SEATTLE — The weather isn’t the only thing heating up on Thursday.
Because of clashes between police and protesters during the past two May Days, businesses are hoping not to be caught in the crossfire once again this year.
Mod Pizza will have extra staff to be on standby Thursday to protect their storefront in case demonstrations turn violent.
“We definitely need to man up and watch out,” manager Sal Lavacca said.
Their patio chairs and tables will go inside so they can’t be used as weapons but they already know May Day will cost them.
“It’s a very expensive day — more staff, less customers; they are fearing the worst so they stay away,” Lavacca said.
“I know a lot of people are trying to avoid downtown. Definitely don’t want to be in the way of potential riots,” Maria Hayhow said.
It’s not just businesses and police who are gearing up. Seattle Central Community College has canceled all Thursday night classes so students don’t have to navigate through potential chaos.
Seattle police tell Q13FOX News that they are picking up more chatter from self-proclaimed anarchist groups promising to disrupt traffic. Officers say they will only step in if the crowd gets out of hand.
But outspoken Seattle City Councilwoman Kshama Sawant has her eye on the police. She released a statement on Wednesday night, which reads in part.
“The Seattle Police are acting in a repressive, anti-democratic manner along with the corporate owned mass media who are attempting to whip up a polarized state of fear. The Seattle Police have an unfortunate track record of violence and cracking down on activists and using pepper spray indiscriminately (including on journalists), which has been rampant during prior May Day events.
“I appeal to those young people and activists who are protesting the Youth Detention center to not fall into the trap of the police and instead act in a peaceful manner and join the mass, non-violent demonstration for immigrant and workers’ rights.”

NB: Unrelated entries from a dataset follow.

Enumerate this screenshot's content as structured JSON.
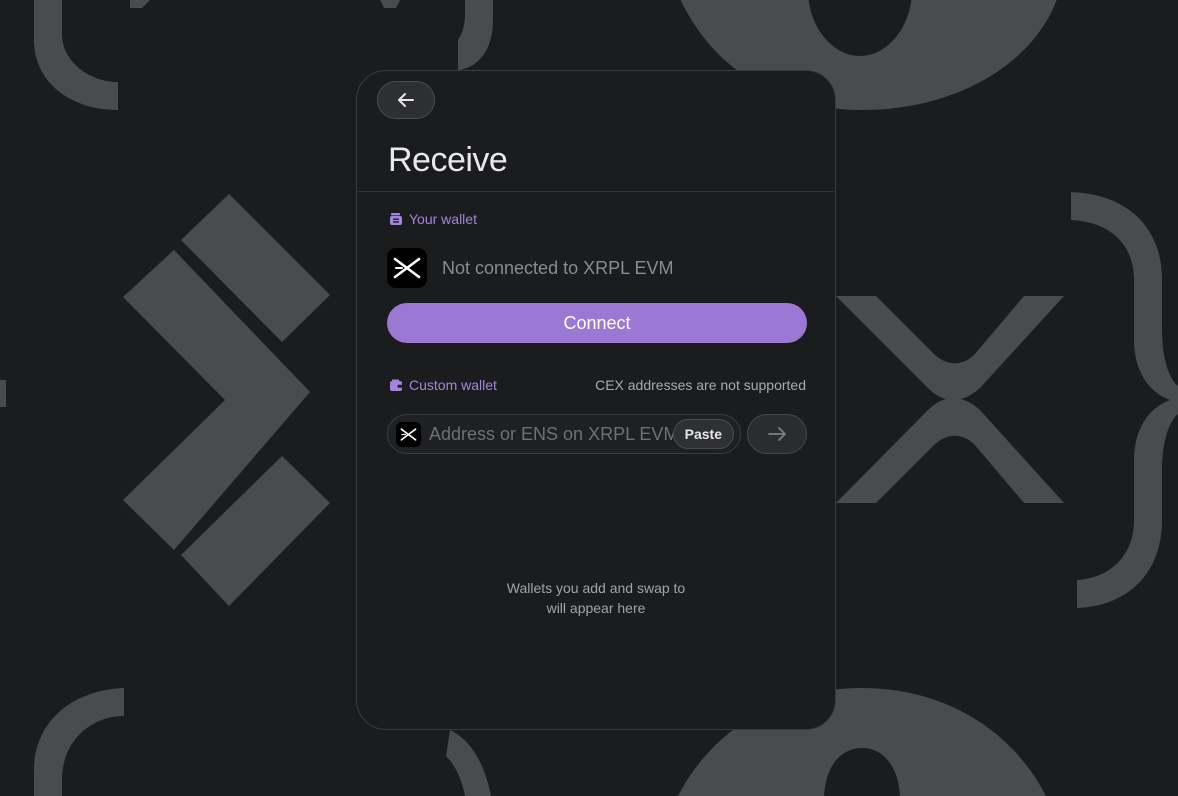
{
  "colors": {
    "background": "#1b1c1e",
    "card": "#1b1c1e",
    "accent": "#9a78d3",
    "accent_text": "#a585dc",
    "decor": "#4a4b4e"
  },
  "header": {
    "back_icon": "arrow-left-icon",
    "title": "Receive"
  },
  "your_wallet": {
    "label": "Your wallet",
    "icon": "wallet-icon",
    "chain_logo": "xrpl-evm-logo",
    "status": "Not connected to XRPL EVM",
    "connect_label": "Connect"
  },
  "custom_wallet": {
    "label": "Custom wallet",
    "icon": "wallet-icon",
    "note": "CEX addresses are not supported",
    "input_value": "",
    "input_placeholder": "Address or ENS on XRPL EVM",
    "paste_label": "Paste",
    "go_icon": "arrow-right-icon"
  },
  "empty_state": {
    "line1": "Wallets you add and swap to",
    "line2": "will appear here"
  }
}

City Councilman Bruce Harrell, chairman of the council’s Public Safety Committee, is staying away from pointing fingers. His spokesperson on Wednesday said that Harrell’s focus was to work with the Seattle Police Department to make sure May Day is safe, peaceful and constitutional.